● **App and web page records**:
------------------------------
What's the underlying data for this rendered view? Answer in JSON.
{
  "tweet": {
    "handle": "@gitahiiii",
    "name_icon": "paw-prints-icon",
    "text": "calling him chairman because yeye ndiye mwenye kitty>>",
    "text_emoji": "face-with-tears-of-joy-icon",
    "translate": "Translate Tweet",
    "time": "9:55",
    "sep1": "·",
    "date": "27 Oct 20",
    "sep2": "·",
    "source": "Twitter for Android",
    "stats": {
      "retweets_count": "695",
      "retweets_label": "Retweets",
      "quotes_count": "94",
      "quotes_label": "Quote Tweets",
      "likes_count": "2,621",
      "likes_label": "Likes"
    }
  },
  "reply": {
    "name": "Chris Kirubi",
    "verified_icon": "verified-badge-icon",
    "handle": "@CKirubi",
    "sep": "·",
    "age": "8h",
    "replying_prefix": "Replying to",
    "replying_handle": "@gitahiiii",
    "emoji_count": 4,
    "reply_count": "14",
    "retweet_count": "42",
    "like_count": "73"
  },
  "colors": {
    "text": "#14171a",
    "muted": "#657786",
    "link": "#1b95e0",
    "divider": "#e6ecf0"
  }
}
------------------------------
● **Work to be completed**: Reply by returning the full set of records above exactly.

● **Response for this exercise**:
What's the underlying data for this rendered view? Answer in JSON.
{
  "tweet": {
    "handle": "@gitahiiii",
    "name_icon": "paw-prints-icon",
    "text": "calling him chairman because yeye ndiye mwenye kitty>>",
    "text_emoji": "face-with-tears-of-joy-icon",
    "translate": "Translate Tweet",
    "time": "9:55",
    "sep1": "·",
    "date": "27 Oct 20",
    "sep2": "·",
    "source": "Twitter for Android",
    "stats": {
      "retweets_count": "695",
      "retweets_label": "Retweets",
      "quotes_count": "94",
      "quotes_label": "Quote Tweets",
      "likes_count": "2,621",
      "likes_label": "Likes"
    }
  },
  "reply": {
    "name": "Chris Kirubi",
    "verified_icon": "verified-badge-icon",
    "handle": "@CKirubi",
    "sep": "·",
    "age": "8h",
    "replying_prefix": "Replying to",
    "replying_handle": "@gitahiiii",
    "emoji_count": 4,
    "reply_count": "14",
    "retweet_count": "42",
    "like_count": "73"
  },
  "colors": {
    "text": "#14171a",
    "muted": "#657786",
    "link": "#1b95e0",
    "divider": "#e6ecf0"
  }
}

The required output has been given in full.